The “gangsta” question triggered two reactions: first, a sense that the judges must have overstepped; then a more considered realization that perhaps they hadn’t.

Spicher politely declined. In the resulting Kimmel sketch, Coolio teaches three bespectacled white men — all dressed and coiffed to resemble Spicher — the correct pronunciation of words like “thang” and the names of artists like Flo Rida. Spicher watched the skit on TV at home, and he was glad he had decided against the appearance. 

It’s hard to identify the ingredients that make a clip go viral. Vloggers and YouTubers, buoyed (and compensated) by page views and downloads, constantly try to crack that code. In Spicher’s case, his Jeopardy! appearance had a couple of likely elements.

First, people love stories about quirky decisions such as a borderline Jeopardy! ruling. The “gangsta” question triggered two reactions: first, a sense that the judges must have overstepped; then a more considered realization that perhaps they hadn’t.

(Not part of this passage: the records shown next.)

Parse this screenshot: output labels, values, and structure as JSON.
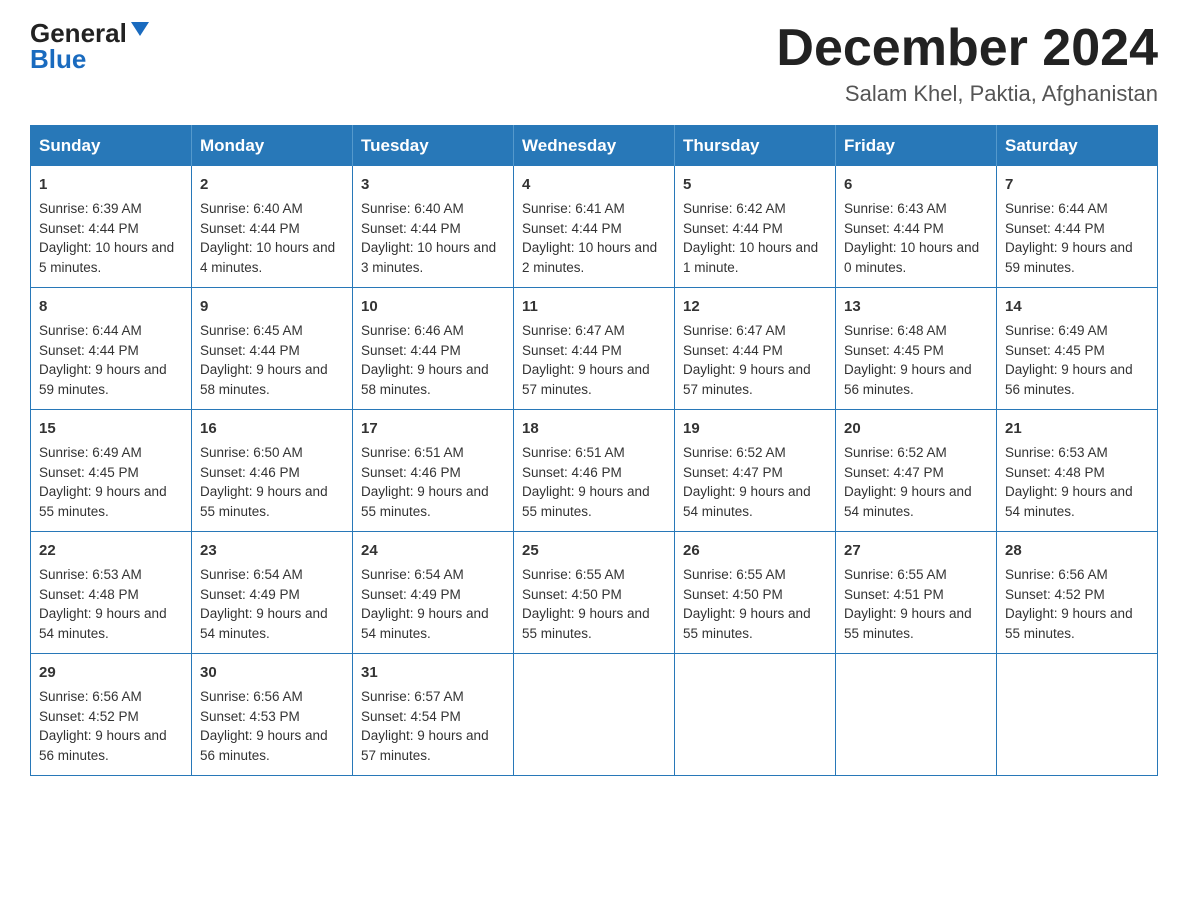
{
  "header": {
    "logo_general": "General",
    "logo_blue": "Blue",
    "month_title": "December 2024",
    "location": "Salam Khel, Paktia, Afghanistan"
  },
  "days_of_week": [
    "Sunday",
    "Monday",
    "Tuesday",
    "Wednesday",
    "Thursday",
    "Friday",
    "Saturday"
  ],
  "weeks": [
    [
      {
        "day": "1",
        "sunrise": "Sunrise: 6:39 AM",
        "sunset": "Sunset: 4:44 PM",
        "daylight": "Daylight: 10 hours and 5 minutes."
      },
      {
        "day": "2",
        "sunrise": "Sunrise: 6:40 AM",
        "sunset": "Sunset: 4:44 PM",
        "daylight": "Daylight: 10 hours and 4 minutes."
      },
      {
        "day": "3",
        "sunrise": "Sunrise: 6:40 AM",
        "sunset": "Sunset: 4:44 PM",
        "daylight": "Daylight: 10 hours and 3 minutes."
      },
      {
        "day": "4",
        "sunrise": "Sunrise: 6:41 AM",
        "sunset": "Sunset: 4:44 PM",
        "daylight": "Daylight: 10 hours and 2 minutes."
      },
      {
        "day": "5",
        "sunrise": "Sunrise: 6:42 AM",
        "sunset": "Sunset: 4:44 PM",
        "daylight": "Daylight: 10 hours and 1 minute."
      },
      {
        "day": "6",
        "sunrise": "Sunrise: 6:43 AM",
        "sunset": "Sunset: 4:44 PM",
        "daylight": "Daylight: 10 hours and 0 minutes."
      },
      {
        "day": "7",
        "sunrise": "Sunrise: 6:44 AM",
        "sunset": "Sunset: 4:44 PM",
        "daylight": "Daylight: 9 hours and 59 minutes."
      }
    ],
    [
      {
        "day": "8",
        "sunrise": "Sunrise: 6:44 AM",
        "sunset": "Sunset: 4:44 PM",
        "daylight": "Daylight: 9 hours and 59 minutes."
      },
      {
        "day": "9",
        "sunrise": "Sunrise: 6:45 AM",
        "sunset": "Sunset: 4:44 PM",
        "daylight": "Daylight: 9 hours and 58 minutes."
      },
      {
        "day": "10",
        "sunrise": "Sunrise: 6:46 AM",
        "sunset": "Sunset: 4:44 PM",
        "daylight": "Daylight: 9 hours and 58 minutes."
      },
      {
        "day": "11",
        "sunrise": "Sunrise: 6:47 AM",
        "sunset": "Sunset: 4:44 PM",
        "daylight": "Daylight: 9 hours and 57 minutes."
      },
      {
        "day": "12",
        "sunrise": "Sunrise: 6:47 AM",
        "sunset": "Sunset: 4:44 PM",
        "daylight": "Daylight: 9 hours and 57 minutes."
      },
      {
        "day": "13",
        "sunrise": "Sunrise: 6:48 AM",
        "sunset": "Sunset: 4:45 PM",
        "daylight": "Daylight: 9 hours and 56 minutes."
      },
      {
        "day": "14",
        "sunrise": "Sunrise: 6:49 AM",
        "sunset": "Sunset: 4:45 PM",
        "daylight": "Daylight: 9 hours and 56 minutes."
      }
    ],
    [
      {
        "day": "15",
        "sunrise": "Sunrise: 6:49 AM",
        "sunset": "Sunset: 4:45 PM",
        "daylight": "Daylight: 9 hours and 55 minutes."
      },
      {
        "day": "16",
        "sunrise": "Sunrise: 6:50 AM",
        "sunset": "Sunset: 4:46 PM",
        "daylight": "Daylight: 9 hours and 55 minutes."
      },
      {
        "day": "17",
        "sunrise": "Sunrise: 6:51 AM",
        "sunset": "Sunset: 4:46 PM",
        "daylight": "Daylight: 9 hours and 55 minutes."
      },
      {
        "day": "18",
        "sunrise": "Sunrise: 6:51 AM",
        "sunset": "Sunset: 4:46 PM",
        "daylight": "Daylight: 9 hours and 55 minutes."
      },
      {
        "day": "19",
        "sunrise": "Sunrise: 6:52 AM",
        "sunset": "Sunset: 4:47 PM",
        "daylight": "Daylight: 9 hours and 54 minutes."
      },
      {
        "day": "20",
        "sunrise": "Sunrise: 6:52 AM",
        "sunset": "Sunset: 4:47 PM",
        "daylight": "Daylight: 9 hours and 54 minutes."
      },
      {
        "day": "21",
        "sunrise": "Sunrise: 6:53 AM",
        "sunset": "Sunset: 4:48 PM",
        "daylight": "Daylight: 9 hours and 54 minutes."
      }
    ],
    [
      {
        "day": "22",
        "sunrise": "Sunrise: 6:53 AM",
        "sunset": "Sunset: 4:48 PM",
        "daylight": "Daylight: 9 hours and 54 minutes."
      },
      {
        "day": "23",
        "sunrise": "Sunrise: 6:54 AM",
        "sunset": "Sunset: 4:49 PM",
        "daylight": "Daylight: 9 hours and 54 minutes."
      },
      {
        "day": "24",
        "sunrise": "Sunrise: 6:54 AM",
        "sunset": "Sunset: 4:49 PM",
        "daylight": "Daylight: 9 hours and 54 minutes."
      },
      {
        "day": "25",
        "sunrise": "Sunrise: 6:55 AM",
        "sunset": "Sunset: 4:50 PM",
        "daylight": "Daylight: 9 hours and 55 minutes."
      },
      {
        "day": "26",
        "sunrise": "Sunrise: 6:55 AM",
        "sunset": "Sunset: 4:50 PM",
        "daylight": "Daylight: 9 hours and 55 minutes."
      },
      {
        "day": "27",
        "sunrise": "Sunrise: 6:55 AM",
        "sunset": "Sunset: 4:51 PM",
        "daylight": "Daylight: 9 hours and 55 minutes."
      },
      {
        "day": "28",
        "sunrise": "Sunrise: 6:56 AM",
        "sunset": "Sunset: 4:52 PM",
        "daylight": "Daylight: 9 hours and 55 minutes."
      }
    ],
    [
      {
        "day": "29",
        "sunrise": "Sunrise: 6:56 AM",
        "sunset": "Sunset: 4:52 PM",
        "daylight": "Daylight: 9 hours and 56 minutes."
      },
      {
        "day": "30",
        "sunrise": "Sunrise: 6:56 AM",
        "sunset": "Sunset: 4:53 PM",
        "daylight": "Daylight: 9 hours and 56 minutes."
      },
      {
        "day": "31",
        "sunrise": "Sunrise: 6:57 AM",
        "sunset": "Sunset: 4:54 PM",
        "daylight": "Daylight: 9 hours and 57 minutes."
      },
      null,
      null,
      null,
      null
    ]
  ]
}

And the conflict uncovered a small but meaningful tinge of cultural appropriation: Stuffy, erudite Jeopardy! usurped a Coolio song and paired it with a 17th-century epic poem, illustrating the glibness of Caucasians’ attempts to demonstrate familiarity with rap culture.

On the Lexicon Valley podcast inspired by Spicher, host and linguist John McWhorter explored the way words like “gangster” can evolve into “gangsta.” “Fellow,” for example, takes a friendlier tone when pronounced “fella” and becomes a thoroughly distinct term with its own pronunciation, spelling, and definition. “The casual word, the colloquial word, the cutesy word can almost become a new word,” McWhorter argued — a word that no one would mistake for the original. A gangster robs a bank with a Tommy gun in the 1940s. Coolio sang about a gangsta.

After the podcast, McWhorter reached out to Spicher on Twitter, telling him that despite his lexical analysis, he thought Spicher’s answer should have been ruled correct. Coolio, too, said he would have accepted Spicher’s answer, though he had a teaching moment on the celebrity news site TMZ: “Let me explain something to you — and this is for white people: The er will always get you in trouble. Never use the er if you don’t have to use it.”

Spicher’s winning streak ended the following night when he missed the Final Jeopardy question, but his reputation has outlasted his run. “Of all the ways I expected to become famous on the internet,” he says, chuckling, “this was definitely not on the list.”